The Ghana Standards Authority (GSA) has shut down two plastic producing companies which are owned by some Chinese nationals.
The companies which were shut down after a swoop exercise by the GSA failed to meet regulatory standards.
The factories which are both operating without the required license are located at Sakaman near Dansoman.
The GSA explained that the factories were also located in residential areas despite the law prohibiting their operations in such places.
The companies are Zheng Hua Feng Limited and L.W.W Waste Plastics Recycling Company Limited
Zheng Hua Feng shares a compound with a church and some houses, posing a huge risk to the workers and residents around because of its heavy wiring and poor ventilation which could easily lead to a fire outbreak.
George Kojo Anti , the Business Development Manager of the GSA in an interview News said that the authority has initiated measures to ensure that they were visible countrywide to check some of these irregularities.
He explained that GSA staff did undercover shopping from companies they suspected were not acting in accordance with the law.
According to him, the items are later tested to find out the standard of quality.
“It is by this act that we have discovered the operations of these companies. Our immediate action is to shut them down and hand over the evidence we have on them to the police for subsequent prosecution if the need arises”.
Further interrogation showed that workers at both companies earn very little, some as low as 10 cedis 65 pesewas per day.
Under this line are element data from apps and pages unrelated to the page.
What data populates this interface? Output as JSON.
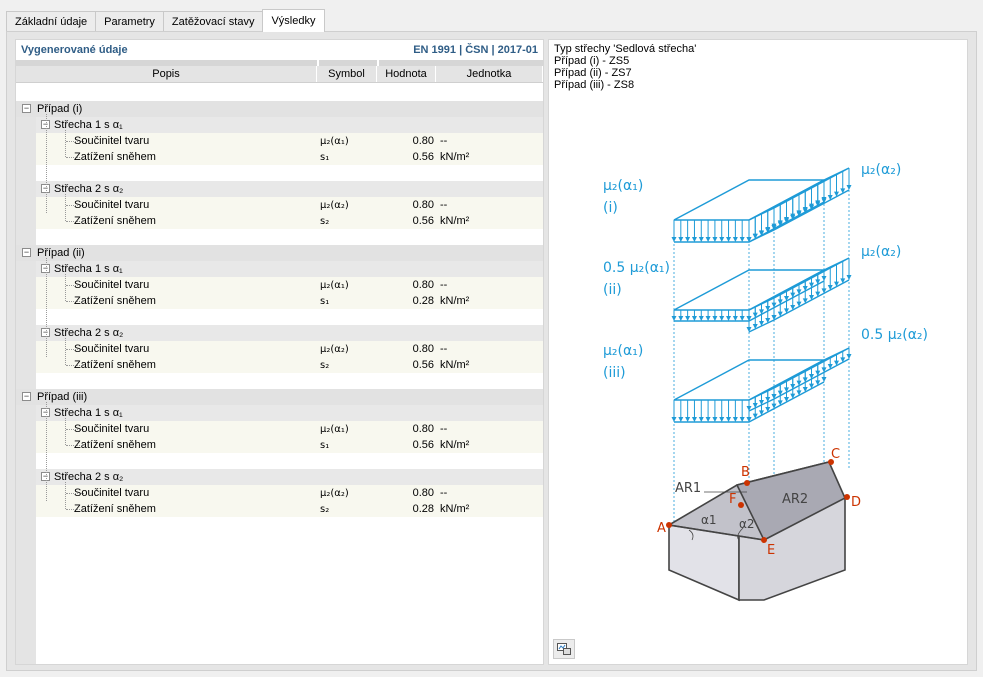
{
  "tabs": [
    "Základní údaje",
    "Parametry",
    "Zatěžovací stavy",
    "Výsledky"
  ],
  "active_tab": "Výsledky",
  "left": {
    "title": "Vygenerované údaje",
    "standard": "EN 1991 | ČSN | 2017-01",
    "columns": {
      "popis": "Popis",
      "symbol": "Symbol",
      "hodnota": "Hodnota",
      "jednotka": "Jednotka"
    },
    "cases": [
      {
        "label": "Případ (i)",
        "roofs": [
          {
            "label": "Střecha 1 s α₁",
            "rows": [
              {
                "name": "Součinitel tvaru",
                "symbol": "μ₂(α₁)",
                "value": "0.80",
                "unit": "--"
              },
              {
                "name": "Zatížení sněhem",
                "symbol": "s₁",
                "value": "0.56",
                "unit": "kN/m²"
              }
            ]
          },
          {
            "label": "Střecha 2 s α₂",
            "rows": [
              {
                "name": "Součinitel tvaru",
                "symbol": "μ₂(α₂)",
                "value": "0.80",
                "unit": "--"
              },
              {
                "name": "Zatížení sněhem",
                "symbol": "s₂",
                "value": "0.56",
                "unit": "kN/m²"
              }
            ]
          }
        ]
      },
      {
        "label": "Případ (ii)",
        "roofs": [
          {
            "label": "Střecha 1 s α₁",
            "rows": [
              {
                "name": "Součinitel tvaru",
                "symbol": "μ₂(α₁)",
                "value": "0.80",
                "unit": "--"
              },
              {
                "name": "Zatížení sněhem",
                "symbol": "s₁",
                "value": "0.28",
                "unit": "kN/m²"
              }
            ]
          },
          {
            "label": "Střecha 2 s α₂",
            "rows": [
              {
                "name": "Součinitel tvaru",
                "symbol": "μ₂(α₂)",
                "value": "0.80",
                "unit": "--"
              },
              {
                "name": "Zatížení sněhem",
                "symbol": "s₂",
                "value": "0.56",
                "unit": "kN/m²"
              }
            ]
          }
        ]
      },
      {
        "label": "Případ (iii)",
        "roofs": [
          {
            "label": "Střecha 1 s α₁",
            "rows": [
              {
                "name": "Součinitel tvaru",
                "symbol": "μ₂(α₁)",
                "value": "0.80",
                "unit": "--"
              },
              {
                "name": "Zatížení sněhem",
                "symbol": "s₁",
                "value": "0.56",
                "unit": "kN/m²"
              }
            ]
          },
          {
            "label": "Střecha 2 s α₂",
            "rows": [
              {
                "name": "Součinitel tvaru",
                "symbol": "μ₂(α₂)",
                "value": "0.80",
                "unit": "--"
              },
              {
                "name": "Zatížení sněhem",
                "symbol": "s₂",
                "value": "0.28",
                "unit": "kN/m²"
              }
            ]
          }
        ]
      }
    ]
  },
  "right": {
    "info": [
      "Typ střechy 'Sedlová střecha'",
      "Případ (i) - ZS5",
      "Případ (ii) - ZS7",
      "Případ (iii) - ZS8"
    ],
    "diagram": {
      "case_labels": [
        {
          "left": "μ₂(α₁)",
          "left2": "(i)",
          "right": "μ₂(α₂)"
        },
        {
          "left": "0.5 μ₂(α₁)",
          "left2": "(ii)",
          "right": "μ₂(α₂)"
        },
        {
          "left": "μ₂(α₁)",
          "left2": "(iii)",
          "right": "0.5 μ₂(α₂)"
        }
      ],
      "points": [
        "A",
        "B",
        "C",
        "D",
        "E",
        "F"
      ],
      "areas": [
        "AR1",
        "AR2"
      ],
      "angles": [
        "α1",
        "α2"
      ],
      "load_color": "#1e9bd7",
      "point_color": "#cc3300"
    },
    "icon_button": "export-picture-icon"
  }
}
George Kofi Anti revealed that one of the owners of the factories has previously been caught operating a similar illegal business under a different company name.
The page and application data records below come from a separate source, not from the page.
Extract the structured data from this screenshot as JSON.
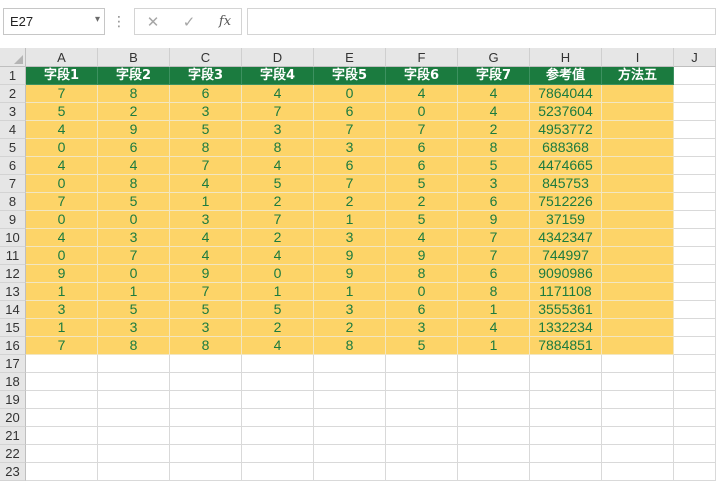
{
  "formula_bar": {
    "name_box": "E27",
    "name_box_icon": "chevron-down-icon",
    "separator_icon": "vertical-dots-icon",
    "cancel_icon": "close-icon",
    "enter_icon": "checkmark-icon",
    "fx_label": "fx",
    "formula_value": ""
  },
  "columns": [
    "A",
    "B",
    "C",
    "D",
    "E",
    "F",
    "G",
    "H",
    "I",
    "J"
  ],
  "row_numbers": [
    "1",
    "2",
    "3",
    "4",
    "5",
    "6",
    "7",
    "8",
    "9",
    "10",
    "11",
    "12",
    "13",
    "14",
    "15",
    "16",
    "17",
    "18",
    "19",
    "20",
    "21",
    "22",
    "23"
  ],
  "header_row": [
    "字段1",
    "字段2",
    "字段3",
    "字段4",
    "字段5",
    "字段6",
    "字段7",
    "参考值",
    "方法五"
  ],
  "data_rows": [
    [
      "7",
      "8",
      "6",
      "4",
      "0",
      "4",
      "4",
      "7864044",
      ""
    ],
    [
      "5",
      "2",
      "3",
      "7",
      "6",
      "0",
      "4",
      "5237604",
      ""
    ],
    [
      "4",
      "9",
      "5",
      "3",
      "7",
      "7",
      "2",
      "4953772",
      ""
    ],
    [
      "0",
      "6",
      "8",
      "8",
      "3",
      "6",
      "8",
      "688368",
      ""
    ],
    [
      "4",
      "4",
      "7",
      "4",
      "6",
      "6",
      "5",
      "4474665",
      ""
    ],
    [
      "0",
      "8",
      "4",
      "5",
      "7",
      "5",
      "3",
      "845753",
      ""
    ],
    [
      "7",
      "5",
      "1",
      "2",
      "2",
      "2",
      "6",
      "7512226",
      ""
    ],
    [
      "0",
      "0",
      "3",
      "7",
      "1",
      "5",
      "9",
      "37159",
      ""
    ],
    [
      "4",
      "3",
      "4",
      "2",
      "3",
      "4",
      "7",
      "4342347",
      ""
    ],
    [
      "0",
      "7",
      "4",
      "4",
      "9",
      "9",
      "7",
      "744997",
      ""
    ],
    [
      "9",
      "0",
      "9",
      "0",
      "9",
      "8",
      "6",
      "9090986",
      ""
    ],
    [
      "1",
      "1",
      "7",
      "1",
      "1",
      "0",
      "8",
      "1171108",
      ""
    ],
    [
      "3",
      "5",
      "5",
      "5",
      "3",
      "6",
      "1",
      "3555361",
      ""
    ],
    [
      "1",
      "3",
      "3",
      "2",
      "2",
      "3",
      "4",
      "1332234",
      ""
    ],
    [
      "7",
      "8",
      "8",
      "4",
      "8",
      "5",
      "1",
      "7884851",
      ""
    ]
  ],
  "colors": {
    "header_fill": "#1b7b3f",
    "header_text": "#ffffff",
    "data_fill": "#fdd468",
    "data_text": "#1b7b3f"
  }
}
He explains that no such company will go unpunished.
He said the authority’s action was in line with the Standards Act NRCD 173, which mandates the GSA to prohibit the sale of any goods that are not fit for the country.
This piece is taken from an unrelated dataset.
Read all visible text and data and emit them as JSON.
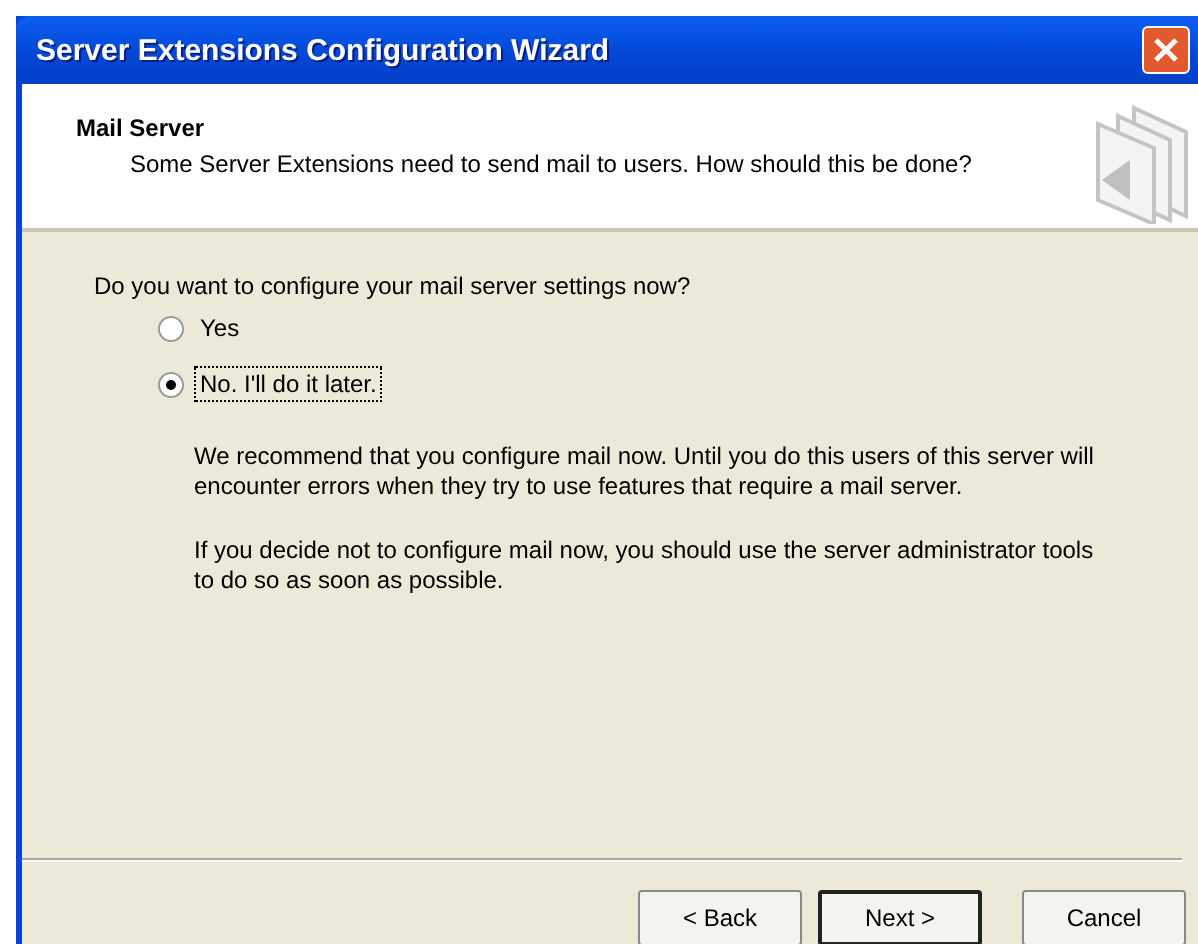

He added that the country was open for legitimate business and that any organizations that flouted the laws of the country would face the full rigors of the law.
“We are not against companies operating in the country, we only want to make it clear that in order to operate any kind of business in this country it must be one that is within the law because going contrary to the law will result in serious sanctions”.